Greeting the audience with many of the many striking images to come, by Kiro Russo The Great Movement brilliantly sets the scene in its first moments. Presenting a model specimen of urban sprawl, the camera reflects on a congested city, then zooms in to immerse us in an atmosphere of towering buildings, blaring car horns and the coming and going of a myriad of citizens going about their business. everyday life. Immediately, it becomes clear that the most important character in this captivating film is the city of La Paz, Bolivia, in all its worn grandeur.
La Paz is Elder’s adopted home (Julio Cesar Ticona), a former miner who arrived from the periphery in the hope of resuming his work. When a workers’ protest proves fruitless, Elder sees his hopes dwindle in this unforgiving metropolis.
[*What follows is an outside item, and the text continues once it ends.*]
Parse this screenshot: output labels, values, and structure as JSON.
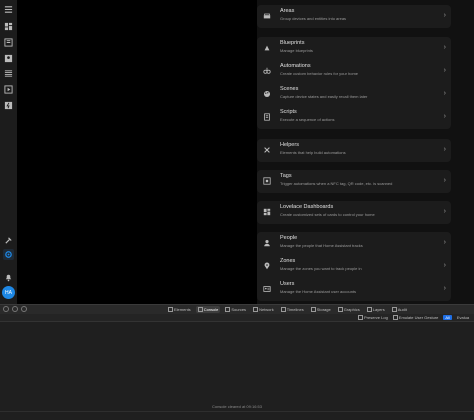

Settling for a job in the marketplace, he is soon stricken with an illness that leaves him coughing and struggling to catch his breath. As he searches for a lifeline for his career aspirations and personal health, an atmosphere of decadence threatens to consume him. But a nice old woman named Mama Pancha (Francisa Arce de Aro) promises healing through an eccentric witch named Max (Max Bautista Uchasara).
Metaphors abound everywhere The Great Movement, as Elder’s declining health suggests a commentary on the perils of urbanization. And the respiratory nature of the disease also resonates universally as an allegory for the current COVID-19 crisis. All of this parallel physical and urban decadence is captured with documentary verisimilitude by Kiro Russo. There is a strong sense that he cares about these people and this city. As the camera roams the alleyways and mountain slopes, weaving in on the conversations, we feel like we’re witnessing in real time. Coupled with an enveloping sound design and heartfelt, unaffected performances, the film truly feels alive.
Indeed, apart from an incursion into Max’s itinerant solitude in a forest, The Great Movement is a striking visual experience. And even those less compelling Max-centric scenes are seamlessly integrated and essential to the narrative’s intermittent surrealism and conflict between spirituality and modernity. This conflict is no more expressive than when the cinematography gives us stunning wide shots of the landscape of the highest capital in the world. As we gaze upon this densely populated city framed by the natural beauty of the mountains, it invokes meditation on what it was, is, and could be.
The Great Movement is playing now in select theaters.